July 10, 2017
Recently, MBPC released a report showing that the House-passed Affordable Health Care Act will hit rural Montana harder than our urban centers. The Senate took the deeply flawed House-passed American Health Care Act (AHCA) and made relatively minor adjustments to the bill’s framework.

2017 State-Tribal Legislative Impacts

June 1, 2017
State and federal budgets both play a significant role in relieving poverty, promoting health, and building economic opportunity in Indian Country. Both also have a substantial impact on the lives of American Indians living on- and off-reservation in Montana. Recently, the 2017 Montana legislature considered a number of bills that held direct implications for American Indians in our state.

Rural Montana Hit Harder Under House-Passed Health Care Plan

May 30, 2017
The House-passed health care bill, the American Health Care Act (AHCA), will result in tens of thousands of Montanans losing coverage, increased health care costs for many Montana families, and the loss of billions in federal Medicaid funds to provide coverage for Montana children, elderly, and people with disabilities.

Indian Country Suicide Prevention: A Critical Investment for Our Communities

April 5, 2017
Suicide prevention programs can be a critical component to lowering rates of suicide and improving health outcomes.

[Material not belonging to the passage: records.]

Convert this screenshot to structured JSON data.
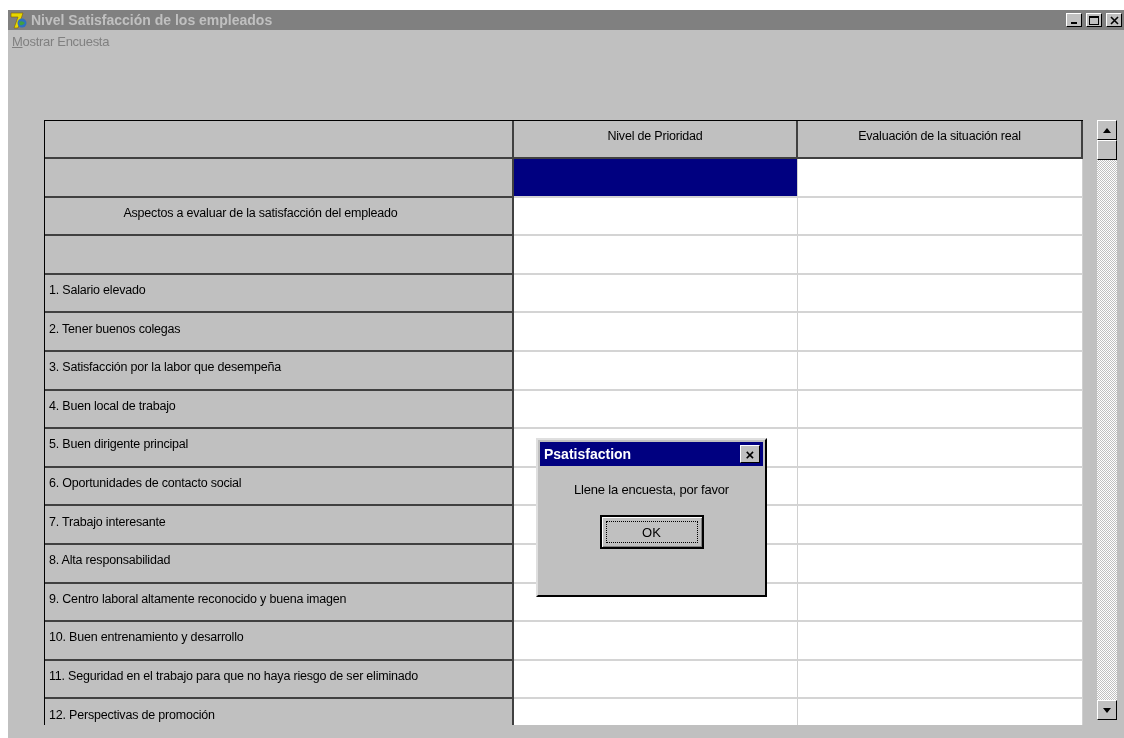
{
  "window": {
    "title": "Nivel Satisfacción de los empleados"
  },
  "menu": [
    {
      "label": "Mostrar Encuesta"
    }
  ],
  "table": {
    "columns": [
      "Nivel de Prioridad",
      "Evaluación de la situación real"
    ],
    "rows": [
      {
        "kind": "blank",
        "cells": [
          {
            "selected": true
          },
          {
            "selected": false
          }
        ]
      },
      {
        "kind": "heading",
        "label": "Aspectos a evaluar de la satisfacción del empleado",
        "cells": [
          {
            "selected": false
          },
          {
            "selected": false
          }
        ]
      },
      {
        "kind": "blank",
        "cells": [
          {
            "selected": false
          },
          {
            "selected": false
          }
        ]
      },
      {
        "kind": "item",
        "label": "1. Salario elevado",
        "cells": [
          {
            "selected": false
          },
          {
            "selected": false
          }
        ]
      },
      {
        "kind": "item",
        "label": "2. Tener buenos colegas",
        "cells": [
          {
            "selected": false
          },
          {
            "selected": false
          }
        ]
      },
      {
        "kind": "item",
        "label": "3. Satisfacción por la labor que desempeña",
        "cells": [
          {
            "selected": false
          },
          {
            "selected": false
          }
        ]
      },
      {
        "kind": "item",
        "label": "4. Buen local de trabajo",
        "cells": [
          {
            "selected": false
          },
          {
            "selected": false
          }
        ]
      },
      {
        "kind": "item",
        "label": "5. Buen dirigente principal",
        "cells": [
          {
            "selected": false
          },
          {
            "selected": false
          }
        ]
      },
      {
        "kind": "item",
        "label": "6. Oportunidades de contacto social",
        "cells": [
          {
            "selected": false
          },
          {
            "selected": false
          }
        ]
      },
      {
        "kind": "item",
        "label": "7. Trabajo interesante",
        "cells": [
          {
            "selected": false
          },
          {
            "selected": false
          }
        ]
      },
      {
        "kind": "item",
        "label": "8. Alta responsabilidad",
        "cells": [
          {
            "selected": false
          },
          {
            "selected": false
          }
        ]
      },
      {
        "kind": "item",
        "label": "9. Centro laboral altamente reconocido y buena imagen",
        "cells": [
          {
            "selected": false
          },
          {
            "selected": false
          }
        ]
      },
      {
        "kind": "item",
        "label": "10. Buen entrenamiento y desarrollo",
        "cells": [
          {
            "selected": false
          },
          {
            "selected": false
          }
        ]
      },
      {
        "kind": "item",
        "label": "11. Seguridad en el trabajo para que no haya riesgo de ser eliminado",
        "cells": [
          {
            "selected": false
          },
          {
            "selected": false
          }
        ]
      },
      {
        "kind": "item",
        "label": "12. Perspectivas de promoción",
        "cells": [
          {
            "selected": false
          },
          {
            "selected": false
          }
        ]
      }
    ]
  },
  "dialog": {
    "title": "Psatisfaction",
    "close": "×",
    "message": "Llene la encuesta, por favor",
    "button": "OK"
  }
}
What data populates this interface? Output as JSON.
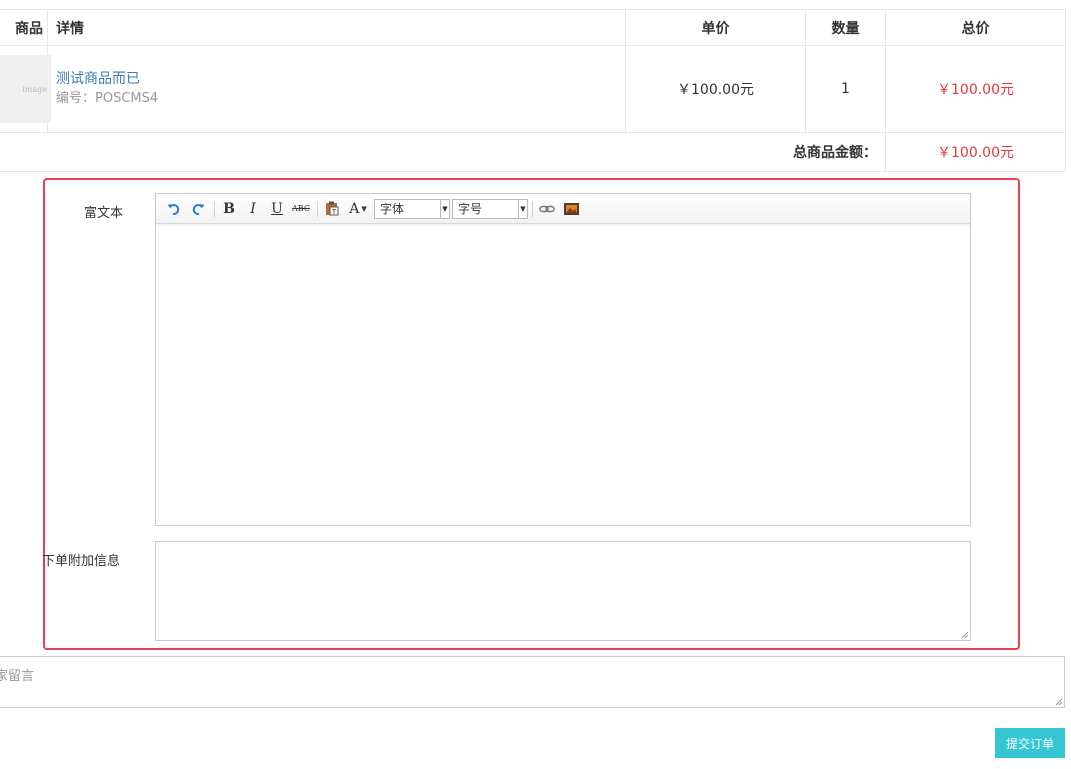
{
  "table": {
    "headers": {
      "goods": "商品",
      "detail": "详情",
      "unit_price": "单价",
      "quantity": "数量",
      "total": "总价"
    },
    "rows": [
      {
        "thumb_text": "image",
        "name": "测试商品而已",
        "sku": "编号：POSCMS4",
        "unit_price": "￥100.00元",
        "quantity": "1",
        "total": "￥100.00元"
      }
    ],
    "summary_label": "总商品金额：",
    "summary_value": "￥100.00元"
  },
  "form": {
    "rich_text_label": "富文本",
    "extra_info_label": "下单附加信息",
    "toolbar": {
      "undo_icon": "undo-icon",
      "redo_icon": "redo-icon",
      "bold": "B",
      "italic": "I",
      "underline": "U",
      "strike": "ABC",
      "font_color": "A",
      "font_family": "字体",
      "font_size": "字号"
    }
  },
  "buyer_message_placeholder": "家留言",
  "submit_label": "提交订单",
  "colors": {
    "accent": "#36c6d3",
    "price": "#e4393c",
    "link": "#3a7ab9",
    "highlight": "#e8414f"
  }
}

Given the high rate of suicide in Montana, the legislature should prioritize investments in suicide prevention programs, particularly those focused on American Indians, American Indian youth, and veterans.

Tourism Could Be an Economic Driver in Indian Country With Focus and Investment

March 22, 2017
Tourism is one of Montana’s leading industries, creating thousands of jobs and contributing billions of dollars to our state’s economy annually. Tourism activities in Indian Country continue to grow and represent a significant opportunity to expand economic development on reservations and across the state.